(Information provided Opens)
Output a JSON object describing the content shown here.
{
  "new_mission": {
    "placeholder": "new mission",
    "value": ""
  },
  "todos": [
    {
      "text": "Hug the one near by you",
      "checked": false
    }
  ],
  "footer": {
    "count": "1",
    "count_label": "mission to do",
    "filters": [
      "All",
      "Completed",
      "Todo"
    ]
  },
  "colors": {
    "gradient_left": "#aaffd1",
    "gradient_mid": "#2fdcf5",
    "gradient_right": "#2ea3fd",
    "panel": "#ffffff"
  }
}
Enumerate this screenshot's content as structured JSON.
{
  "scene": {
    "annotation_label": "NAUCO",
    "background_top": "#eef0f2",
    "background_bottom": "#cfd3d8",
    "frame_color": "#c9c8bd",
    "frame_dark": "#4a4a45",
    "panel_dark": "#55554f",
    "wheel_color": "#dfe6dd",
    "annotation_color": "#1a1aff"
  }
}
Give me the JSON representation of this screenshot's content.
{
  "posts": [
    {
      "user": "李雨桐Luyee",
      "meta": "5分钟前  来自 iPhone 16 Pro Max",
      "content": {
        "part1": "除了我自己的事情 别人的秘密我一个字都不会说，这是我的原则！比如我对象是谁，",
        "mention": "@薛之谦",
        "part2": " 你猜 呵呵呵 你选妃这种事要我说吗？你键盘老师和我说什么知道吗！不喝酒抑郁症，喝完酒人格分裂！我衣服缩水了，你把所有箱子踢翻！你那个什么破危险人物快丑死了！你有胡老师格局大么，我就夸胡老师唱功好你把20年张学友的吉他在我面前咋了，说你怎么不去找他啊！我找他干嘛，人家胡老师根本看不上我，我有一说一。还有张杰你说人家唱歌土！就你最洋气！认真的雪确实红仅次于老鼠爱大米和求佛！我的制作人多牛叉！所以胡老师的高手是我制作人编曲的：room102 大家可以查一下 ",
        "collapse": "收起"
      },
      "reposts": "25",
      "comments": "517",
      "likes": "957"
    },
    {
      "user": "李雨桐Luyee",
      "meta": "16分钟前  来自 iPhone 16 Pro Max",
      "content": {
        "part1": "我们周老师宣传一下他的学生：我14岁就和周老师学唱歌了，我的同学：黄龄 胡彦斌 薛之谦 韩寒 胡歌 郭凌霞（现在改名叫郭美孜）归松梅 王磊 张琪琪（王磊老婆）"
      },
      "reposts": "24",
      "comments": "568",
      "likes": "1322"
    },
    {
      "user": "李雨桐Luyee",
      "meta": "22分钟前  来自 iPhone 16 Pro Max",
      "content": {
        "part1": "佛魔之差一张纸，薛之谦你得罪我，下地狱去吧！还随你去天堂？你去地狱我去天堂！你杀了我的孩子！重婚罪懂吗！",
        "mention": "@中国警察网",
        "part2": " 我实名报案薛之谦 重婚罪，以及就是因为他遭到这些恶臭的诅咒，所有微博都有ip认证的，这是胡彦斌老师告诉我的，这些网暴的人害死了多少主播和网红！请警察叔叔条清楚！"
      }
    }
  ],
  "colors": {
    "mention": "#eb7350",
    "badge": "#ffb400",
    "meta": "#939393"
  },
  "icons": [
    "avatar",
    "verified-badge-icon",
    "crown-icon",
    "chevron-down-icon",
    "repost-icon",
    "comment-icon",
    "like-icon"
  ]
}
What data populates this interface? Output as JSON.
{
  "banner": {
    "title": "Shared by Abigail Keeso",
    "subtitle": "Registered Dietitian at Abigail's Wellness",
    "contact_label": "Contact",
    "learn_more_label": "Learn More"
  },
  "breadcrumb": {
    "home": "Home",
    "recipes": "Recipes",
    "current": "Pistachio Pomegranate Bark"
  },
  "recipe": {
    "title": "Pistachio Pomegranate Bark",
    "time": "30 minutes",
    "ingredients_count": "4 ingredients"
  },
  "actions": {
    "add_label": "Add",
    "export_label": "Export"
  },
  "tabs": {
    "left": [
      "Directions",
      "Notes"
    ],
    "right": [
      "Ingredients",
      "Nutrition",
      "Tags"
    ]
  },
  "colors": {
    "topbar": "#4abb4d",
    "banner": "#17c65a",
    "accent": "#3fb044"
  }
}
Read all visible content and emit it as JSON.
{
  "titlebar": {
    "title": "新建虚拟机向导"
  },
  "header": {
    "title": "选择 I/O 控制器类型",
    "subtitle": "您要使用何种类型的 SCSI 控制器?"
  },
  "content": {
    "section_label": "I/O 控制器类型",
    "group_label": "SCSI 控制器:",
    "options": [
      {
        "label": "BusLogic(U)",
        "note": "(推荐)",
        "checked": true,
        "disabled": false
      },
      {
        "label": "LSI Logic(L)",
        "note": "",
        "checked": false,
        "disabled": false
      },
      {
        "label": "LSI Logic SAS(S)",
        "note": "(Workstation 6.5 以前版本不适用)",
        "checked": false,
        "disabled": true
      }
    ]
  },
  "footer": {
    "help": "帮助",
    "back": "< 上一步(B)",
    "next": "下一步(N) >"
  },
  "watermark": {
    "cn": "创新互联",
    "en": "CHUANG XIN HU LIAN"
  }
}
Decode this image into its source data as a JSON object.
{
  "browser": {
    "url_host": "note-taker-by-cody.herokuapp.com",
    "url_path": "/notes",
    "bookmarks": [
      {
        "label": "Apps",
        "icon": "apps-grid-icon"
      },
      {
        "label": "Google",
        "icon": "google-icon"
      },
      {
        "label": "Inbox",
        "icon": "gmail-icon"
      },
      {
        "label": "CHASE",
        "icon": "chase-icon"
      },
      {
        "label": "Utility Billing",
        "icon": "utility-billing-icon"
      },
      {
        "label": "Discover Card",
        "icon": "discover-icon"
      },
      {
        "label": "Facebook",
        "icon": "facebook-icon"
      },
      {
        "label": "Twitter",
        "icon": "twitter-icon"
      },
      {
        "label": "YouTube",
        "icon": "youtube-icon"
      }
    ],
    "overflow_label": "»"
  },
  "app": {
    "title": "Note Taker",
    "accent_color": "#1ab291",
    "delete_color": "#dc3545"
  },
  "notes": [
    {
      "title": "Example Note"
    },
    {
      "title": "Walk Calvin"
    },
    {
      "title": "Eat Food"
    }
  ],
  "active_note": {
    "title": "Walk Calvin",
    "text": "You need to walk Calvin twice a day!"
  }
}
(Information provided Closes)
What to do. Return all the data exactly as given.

Result below.
Output a JSON object describing the content shown here.
{
  "new_mission": {
    "placeholder": "new mission",
    "value": ""
  },
  "todos": [
    {
      "text": "Hug the one near by you",
      "checked": false
    }
  ],
  "footer": {
    "count": "1",
    "count_label": "mission to do",
    "filters": [
      "All",
      "Completed",
      "Todo"
    ]
  },
  "colors": {
    "gradient_left": "#aaffd1",
    "gradient_mid": "#2fdcf5",
    "gradient_right": "#2ea3fd",
    "panel": "#ffffff"
  }
}
Enumerate this screenshot's content as structured JSON.
{
  "scene": {
    "annotation_label": "NAUCO",
    "background_top": "#eef0f2",
    "background_bottom": "#cfd3d8",
    "frame_color": "#c9c8bd",
    "frame_dark": "#4a4a45",
    "panel_dark": "#55554f",
    "wheel_color": "#dfe6dd",
    "annotation_color": "#1a1aff"
  }
}
Give me the JSON representation of this screenshot's content.
{
  "posts": [
    {
      "user": "李雨桐Luyee",
      "meta": "5分钟前  来自 iPhone 16 Pro Max",
      "content": {
        "part1": "除了我自己的事情 别人的秘密我一个字都不会说，这是我的原则！比如我对象是谁，",
        "mention": "@薛之谦",
        "part2": " 你猜 呵呵呵 你选妃这种事要我说吗？你键盘老师和我说什么知道吗！不喝酒抑郁症，喝完酒人格分裂！我衣服缩水了，你把所有箱子踢翻！你那个什么破危险人物快丑死了！你有胡老师格局大么，我就夸胡老师唱功好你把20年张学友的吉他在我面前咋了，说你怎么不去找他啊！我找他干嘛，人家胡老师根本看不上我，我有一说一。还有张杰你说人家唱歌土！就你最洋气！认真的雪确实红仅次于老鼠爱大米和求佛！我的制作人多牛叉！所以胡老师的高手是我制作人编曲的：room102 大家可以查一下 ",
        "collapse": "收起"
      },
      "reposts": "25",
      "comments": "517",
      "likes": "957"
    },
    {
      "user": "李雨桐Luyee",
      "meta": "16分钟前  来自 iPhone 16 Pro Max",
      "content": {
        "part1": "我们周老师宣传一下他的学生：我14岁就和周老师学唱歌了，我的同学：黄龄 胡彦斌 薛之谦 韩寒 胡歌 郭凌霞（现在改名叫郭美孜）归松梅 王磊 张琪琪（王磊老婆）"
      },
      "reposts": "24",
      "comments": "568",
      "likes": "1322"
    },
    {
      "user": "李雨桐Luyee",
      "meta": "22分钟前  来自 iPhone 16 Pro Max",
      "content": {
        "part1": "佛魔之差一张纸，薛之谦你得罪我，下地狱去吧！还随你去天堂？你去地狱我去天堂！你杀了我的孩子！重婚罪懂吗！",
        "mention": "@中国警察网",
        "part2": " 我实名报案薛之谦 重婚罪，以及就是因为他遭到这些恶臭的诅咒，所有微博都有ip认证的，这是胡彦斌老师告诉我的，这些网暴的人害死了多少主播和网红！请警察叔叔条清楚！"
      }
    }
  ],
  "colors": {
    "mention": "#eb7350",
    "badge": "#ffb400",
    "meta": "#939393"
  },
  "icons": [
    "avatar",
    "verified-badge-icon",
    "crown-icon",
    "chevron-down-icon",
    "repost-icon",
    "comment-icon",
    "like-icon"
  ]
}
What data populates this interface? Output as JSON.
{
  "banner": {
    "title": "Shared by Abigail Keeso",
    "subtitle": "Registered Dietitian at Abigail's Wellness",
    "contact_label": "Contact",
    "learn_more_label": "Learn More"
  },
  "breadcrumb": {
    "home": "Home",
    "recipes": "Recipes",
    "current": "Pistachio Pomegranate Bark"
  },
  "recipe": {
    "title": "Pistachio Pomegranate Bark",
    "time": "30 minutes",
    "ingredients_count": "4 ingredients"
  },
  "actions": {
    "add_label": "Add",
    "export_label": "Export"
  },
  "tabs": {
    "left": [
      "Directions",
      "Notes"
    ],
    "right": [
      "Ingredients",
      "Nutrition",
      "Tags"
    ]
  },
  "colors": {
    "topbar": "#4abb4d",
    "banner": "#17c65a",
    "accent": "#3fb044"
  }
}
Read all visible content and emit it as JSON.
{
  "titlebar": {
    "title": "新建虚拟机向导"
  },
  "header": {
    "title": "选择 I/O 控制器类型",
    "subtitle": "您要使用何种类型的 SCSI 控制器?"
  },
  "content": {
    "section_label": "I/O 控制器类型",
    "group_label": "SCSI 控制器:",
    "options": [
      {
        "label": "BusLogic(U)",
        "note": "(推荐)",
        "checked": true,
        "disabled": false
      },
      {
        "label": "LSI Logic(L)",
        "note": "",
        "checked": false,
        "disabled": false
      },
      {
        "label": "LSI Logic SAS(S)",
        "note": "(Workstation 6.5 以前版本不适用)",
        "checked": false,
        "disabled": true
      }
    ]
  },
  "footer": {
    "help": "帮助",
    "back": "< 上一步(B)",
    "next": "下一步(N) >"
  },
  "watermark": {
    "cn": "创新互联",
    "en": "CHUANG XIN HU LIAN"
  }
}
Decode this image into its source data as a JSON object.
{
  "browser": {
    "url_host": "note-taker-by-cody.herokuapp.com",
    "url_path": "/notes",
    "bookmarks": [
      {
        "label": "Apps",
        "icon": "apps-grid-icon"
      },
      {
        "label": "Google",
        "icon": "google-icon"
      },
      {
        "label": "Inbox",
        "icon": "gmail-icon"
      },
      {
        "label": "CHASE",
        "icon": "chase-icon"
      },
      {
        "label": "Utility Billing",
        "icon": "utility-billing-icon"
      },
      {
        "label": "Discover Card",
        "icon": "discover-icon"
      },
      {
        "label": "Facebook",
        "icon": "facebook-icon"
      },
      {
        "label": "Twitter",
        "icon": "twitter-icon"
      },
      {
        "label": "YouTube",
        "icon": "youtube-icon"
      }
    ],
    "overflow_label": "»"
  },
  "app": {
    "title": "Note Taker",
    "accent_color": "#1ab291",
    "delete_color": "#dc3545"
  },
  "notes": [
    {
      "title": "Example Note"
    },
    {
      "title": "Walk Calvin"
    },
    {
      "title": "Eat Food"
    }
  ],
  "active_note": {
    "title": "Walk Calvin",
    "text": "You need to walk Calvin twice a day!"
  }
}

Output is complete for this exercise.